With that goal, UNDRR and Australian Government, as the convener and host of the APMCDRR respectively, completed this week a major step in the roadmap to the ministerial conference, the organizing of the Asia-Pacific Partnership for Disaster Risk Reduction (APP-DRR) Forum.
The APP-DRR was organized on 1-2 December as a virtual meeting with 175 participants from 30 Asia-Pacific governments, over 10 intergovernmental organisations, several UN and international organizations, and stakeholder groups.
The Forum was kicked off with a statement by Ms. Mami Mizutori, Special Representative of the UN Secretary-General for Disaster Risk Reduction, who exhorted the participants to “think big and out of the box”. Opening remarks were made by the Australian Government:
"This forum is an important opportunity to take stock of how we're progressing against our Sendai commitments and to work together to accelerate this process," said Ms. Rebecca Bryant, Assistant Secretary at the Australian Department of Foreign Affairs and Trade, adding:
"Australia is firmly committed to working with countries to further enhance our region's resilience to disasters and to learn from each other's experience."
Of importance to the APMCDRR is building the disaster resilience of small island developing states in the Pacific. These countries are often the most vulnerable countries to extreme weather events, and still have to mobilize resources to counter a global pandemic.
Speaking on both aspects, the Honorable Dr. Ifereimi Waqainabete, Minister of Health and Medical Services in Fiji, said:
“Our coordinates cannot change... we need to understand as a nation that we are prone to disasters. We are prone to cyclones, droughts and other extreme weather events, almost every year,” emphasizing that “as leaders in our own right, we must continue to make better decisions in building resilience to ensure that the devastating impacts of disasters are mitigated and reduced.”
To make the right decisions, countries need to strengthen their data collection systems and understanding of risk, which in turn contributes to the development of sound national and local disaster risk reduction strategies.
On that front, UNDRR noted that the region was making progress in reporting on several Sendai Framework indicators, as 67% of countries in Asia-Pacific have reported some data as of October 2020.
However, challenges remain around the collection of data that is disaggregated by sex, age and disability, which hinders the effectiveness of planning to ensure no one is left behind.

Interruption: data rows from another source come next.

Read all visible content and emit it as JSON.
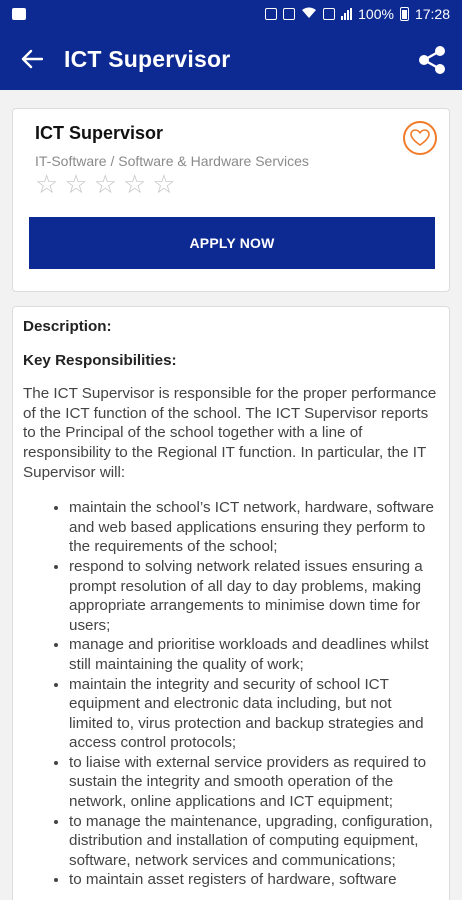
{
  "status_bar": {
    "battery": "100%",
    "time": "17:28"
  },
  "app_bar": {
    "title": "ICT Supervisor",
    "back_icon": "arrow-left-icon",
    "share_icon": "share-icon"
  },
  "job": {
    "title": "ICT Supervisor",
    "category": "IT-Software / Software & Hardware Services",
    "rating": 0,
    "max_rating": 5,
    "apply_label": "APPLY NOW",
    "favorite_icon": "heart-icon",
    "accent": "#0d2a93",
    "favorite_color": "#f07c2a"
  },
  "description": {
    "label": "Description:",
    "key_label": "Key Responsibilities:",
    "intro": "The ICT Supervisor is responsible for the proper performance of the ICT function of the school. The ICT Supervisor reports to the Principal of the school together with a line of responsibility to the Regional IT function. In particular, the IT Supervisor will:",
    "responsibilities": [
      "maintain the school’s ICT network, hardware, software and web based applications ensuring they perform to the requirements of the school;",
      "respond to solving network related issues ensuring a prompt resolution of all day to day problems, making appropriate arrangements to minimise down time for users;",
      "manage and prioritise workloads and deadlines whilst still maintaining the quality of work;",
      "maintain the integrity and security of school ICT equipment and electronic data including, but not limited to, virus protection and backup strategies and access control protocols;",
      "to liaise with external service providers as required to sustain the integrity and smooth operation of the network, online applications and ICT equipment;",
      "to manage the maintenance, upgrading, configuration, distribution and installation of computing equipment, software, network services and communications;",
      "to maintain asset registers of hardware, software"
    ]
  }
}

Moreover, countries continue to face challenges in adopting integrated approaches that combine climate change adaptation with disaster risk reduction and expanding their risk governance mechanisms to other sectors.
As the availability of funding is often a hindrance to the implementation of risk reduction strategies, UNDRR presented recommendations on how countries could finance risk prevention.
Green investment offers a particularly effective way to fund climate change adaptation and risk reduction measures, as is highlighted in a report that was launched by UNDRR at the APP-DRR, titled ‘Ecosystem-Based Disaster Risk Reduction: Implementing Nature-based Solutions for Resilience.’
However, as a result of the downturn in economic activity caused by the COVID-19 crisis, it might be necessary for governments to increase their support for green investments as part of their recovery efforts.
“Financially constrained firms have weaker environmental performance and COVID-19 could be detrimental to environmental investments. Going forward, there will be a need for some forms of public support to encourage green recovery,” said Dr. Hiroko Oura from the International Monetary Fund.
The APP-DRR was also an opportunity for countries and stakeholder groups to voice their priorities and concerns. These reflections were posted on the event page and will help inform planning for APMCDRR.
Not surprisingly, a word cloud generated from the reflections showed “COVID-19” to be the most frequently used word.
While COVID-19 featured prominently in discussions at the Forum, in his remarks closing the meeting, Mr. Animesh Kumar, Officer-in-Charge of UNDRR’s Regional Office for Asia-Pacific, noted that the APMCDRR intends to answer the bigger question of how to achieve resilience.
“The conference will not be only about COVID-19, but what does it tell us about disaster risk reduction. What do we mean by it, how can it be implemented, and what are the implications of systemic risk? This requires us to move from addressing the symptoms of risk, to the drivers of risk, and from drivers of risk to drivers of resilience. Such a transformative change in our approach is critical to achieving the Sendai Framework and the SDGs in the next 10 years.”